WASHINGTON: President Barack Obama on Thursday (Friday in Manila) authorized the Pentagon to send reservists to take part in a US mission to combat the Ebola epidemic in West Africa.
Obama said reservists could be called up to active duty for humanitarian aid operations related to the Ebola virus disease outbreak in West Africa, according to an executive order released by the White House.
The US military has said it plans a force of 3,200 troops in Liberia and Senegal to provide logistical and engineering support in the international fight against the deadly virus, but said it has approval to expand the mission to nearly 4,000 if needed.
There are now more than 500 active duty troops in Liberia and Senegal for the mission.
The reservists — who would be called up due to their particular technical expertise — would be part of that 4,000-strong force, a military official said.
In January 2010, Obama ordered the deployment of reservists to Haiti to take part in humanitarian aid work in the wake of a devastating earthquake that killed more than 250,000 people.
At the height of that operation, more than 20,000 US soldiers were in the Caribbean country.
On Wednesday, Obama once again urged the international community to do more to combat the outbreak of the virus, which has killed nearly 4,500 people, almost all of them in Liberia, Sierra Leone and Guinea.

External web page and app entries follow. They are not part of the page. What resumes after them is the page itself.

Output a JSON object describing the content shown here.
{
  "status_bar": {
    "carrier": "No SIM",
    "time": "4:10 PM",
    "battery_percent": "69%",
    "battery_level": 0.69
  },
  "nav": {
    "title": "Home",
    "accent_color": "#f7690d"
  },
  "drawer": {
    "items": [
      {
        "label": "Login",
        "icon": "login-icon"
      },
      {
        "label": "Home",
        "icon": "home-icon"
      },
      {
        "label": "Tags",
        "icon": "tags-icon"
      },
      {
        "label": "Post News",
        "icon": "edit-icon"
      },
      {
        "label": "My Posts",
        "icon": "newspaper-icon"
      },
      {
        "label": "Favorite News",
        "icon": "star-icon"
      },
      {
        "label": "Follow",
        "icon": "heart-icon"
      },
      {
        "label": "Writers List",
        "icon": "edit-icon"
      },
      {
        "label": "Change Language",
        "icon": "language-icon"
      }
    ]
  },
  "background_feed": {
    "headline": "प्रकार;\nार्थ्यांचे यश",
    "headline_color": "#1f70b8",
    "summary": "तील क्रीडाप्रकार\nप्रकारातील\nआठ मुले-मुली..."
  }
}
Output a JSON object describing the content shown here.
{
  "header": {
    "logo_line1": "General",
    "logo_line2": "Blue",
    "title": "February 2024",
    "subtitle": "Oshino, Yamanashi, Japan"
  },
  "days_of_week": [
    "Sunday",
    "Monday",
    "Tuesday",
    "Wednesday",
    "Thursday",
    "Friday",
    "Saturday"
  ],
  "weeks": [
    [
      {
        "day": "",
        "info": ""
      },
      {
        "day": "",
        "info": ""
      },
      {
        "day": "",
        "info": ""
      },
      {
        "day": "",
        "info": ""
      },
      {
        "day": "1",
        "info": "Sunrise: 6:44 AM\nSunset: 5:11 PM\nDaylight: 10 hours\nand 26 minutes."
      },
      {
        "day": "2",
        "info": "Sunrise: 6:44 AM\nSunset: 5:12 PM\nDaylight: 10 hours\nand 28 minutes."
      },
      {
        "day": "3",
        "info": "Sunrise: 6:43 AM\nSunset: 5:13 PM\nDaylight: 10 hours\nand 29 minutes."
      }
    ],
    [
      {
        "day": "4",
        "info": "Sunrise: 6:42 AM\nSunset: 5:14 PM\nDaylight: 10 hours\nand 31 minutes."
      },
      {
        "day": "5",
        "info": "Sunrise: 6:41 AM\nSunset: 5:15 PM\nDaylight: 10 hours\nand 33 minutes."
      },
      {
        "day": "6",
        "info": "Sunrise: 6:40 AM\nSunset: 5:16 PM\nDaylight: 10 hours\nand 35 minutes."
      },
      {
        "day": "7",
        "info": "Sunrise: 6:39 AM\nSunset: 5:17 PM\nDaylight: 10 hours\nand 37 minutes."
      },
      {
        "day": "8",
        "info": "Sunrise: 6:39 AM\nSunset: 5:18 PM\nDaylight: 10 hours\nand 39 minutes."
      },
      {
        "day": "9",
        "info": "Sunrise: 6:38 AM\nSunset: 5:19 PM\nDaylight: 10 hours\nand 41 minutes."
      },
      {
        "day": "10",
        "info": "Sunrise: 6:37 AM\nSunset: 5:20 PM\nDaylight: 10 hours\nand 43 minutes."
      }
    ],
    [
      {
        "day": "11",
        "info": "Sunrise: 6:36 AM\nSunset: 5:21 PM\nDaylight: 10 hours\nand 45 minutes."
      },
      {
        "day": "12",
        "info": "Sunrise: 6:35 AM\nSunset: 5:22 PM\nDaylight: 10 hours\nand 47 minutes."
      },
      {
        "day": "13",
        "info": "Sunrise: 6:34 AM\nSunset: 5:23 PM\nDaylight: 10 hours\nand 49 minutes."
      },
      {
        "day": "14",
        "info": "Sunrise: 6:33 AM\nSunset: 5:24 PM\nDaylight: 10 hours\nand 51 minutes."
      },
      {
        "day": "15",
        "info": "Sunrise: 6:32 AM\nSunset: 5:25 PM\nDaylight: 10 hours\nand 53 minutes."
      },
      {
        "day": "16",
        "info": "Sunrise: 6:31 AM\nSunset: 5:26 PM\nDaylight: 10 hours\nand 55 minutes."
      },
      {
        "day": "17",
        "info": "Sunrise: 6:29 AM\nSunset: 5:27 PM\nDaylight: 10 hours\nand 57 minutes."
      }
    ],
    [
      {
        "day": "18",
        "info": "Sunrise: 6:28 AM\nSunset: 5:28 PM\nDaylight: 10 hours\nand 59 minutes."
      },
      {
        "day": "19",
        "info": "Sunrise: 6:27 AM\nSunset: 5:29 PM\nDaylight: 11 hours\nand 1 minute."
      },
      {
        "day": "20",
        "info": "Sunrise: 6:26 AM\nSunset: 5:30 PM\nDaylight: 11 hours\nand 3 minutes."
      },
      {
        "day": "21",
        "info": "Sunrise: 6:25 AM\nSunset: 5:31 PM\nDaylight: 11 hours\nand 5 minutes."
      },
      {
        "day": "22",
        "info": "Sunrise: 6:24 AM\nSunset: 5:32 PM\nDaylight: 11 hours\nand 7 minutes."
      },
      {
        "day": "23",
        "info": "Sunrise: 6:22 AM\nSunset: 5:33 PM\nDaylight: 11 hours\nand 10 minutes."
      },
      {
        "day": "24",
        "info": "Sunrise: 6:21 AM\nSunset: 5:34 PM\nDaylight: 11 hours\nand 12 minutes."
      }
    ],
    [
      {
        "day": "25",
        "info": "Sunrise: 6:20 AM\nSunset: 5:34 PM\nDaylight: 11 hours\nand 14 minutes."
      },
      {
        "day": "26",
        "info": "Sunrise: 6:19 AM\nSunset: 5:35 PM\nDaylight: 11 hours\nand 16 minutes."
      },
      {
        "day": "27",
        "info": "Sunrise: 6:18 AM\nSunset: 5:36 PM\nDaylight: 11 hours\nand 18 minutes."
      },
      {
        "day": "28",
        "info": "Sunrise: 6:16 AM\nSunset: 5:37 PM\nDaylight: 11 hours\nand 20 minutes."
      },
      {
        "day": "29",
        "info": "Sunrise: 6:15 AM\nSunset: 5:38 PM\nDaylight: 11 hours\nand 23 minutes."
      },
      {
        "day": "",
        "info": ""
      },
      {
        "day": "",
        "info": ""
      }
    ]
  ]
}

In a videoconference with his British, French, German and Italian counterparts, he called on them to “make a more significant” contribution to the fight.
The Pentagon has said no US troops will have contact with patients infected with the virus, but a small number of medical specialists are testing blood samples at several mobile testing labs.
Apart from American troops in Liberia and Senegal, dozens of US government doctors and nurses are due to arrive as soon as next week to run a field hospital for local health workers who contract the virus, officials said.
The 65-member team will come from the US Public Health Service Commissioned Corps, part of the Department of Health and Human Services. The medical professionals wear naval or Coast Guard uniforms and are often called on by the federal government in emergencies.
The US medical team “will actually be involved in the care and feeding of health care workers who have been inflicted with the Ebola virus,” said Major General Darryl Williams, who leads the US military mission in Liberia.
The doctors and nurses will operate a 25-bed hospital recently constructed by American military engineers, Williams told reporters in a teleconference from Monrovia.
If a US military member contracts the virus, strict protocols would be followed including stabilizing the patient and placing the soldier under quarantine, he said. But the general did not know if a particular US military hospital had been designated to receive potential patients.
Williams, who is due to hand over to a new commander within this month, said heavy rains and Liberia’s limited infrastructure presented the biggest difficulties for the assistance effort.
“I wouldn’t say we underestimated, but I think we didn’t realize how wet it would be here, and that’s become somewhat of a challenge,” the general said.
But he and other officials said the rainy season was almost over and the change in weather would speed up logistical support.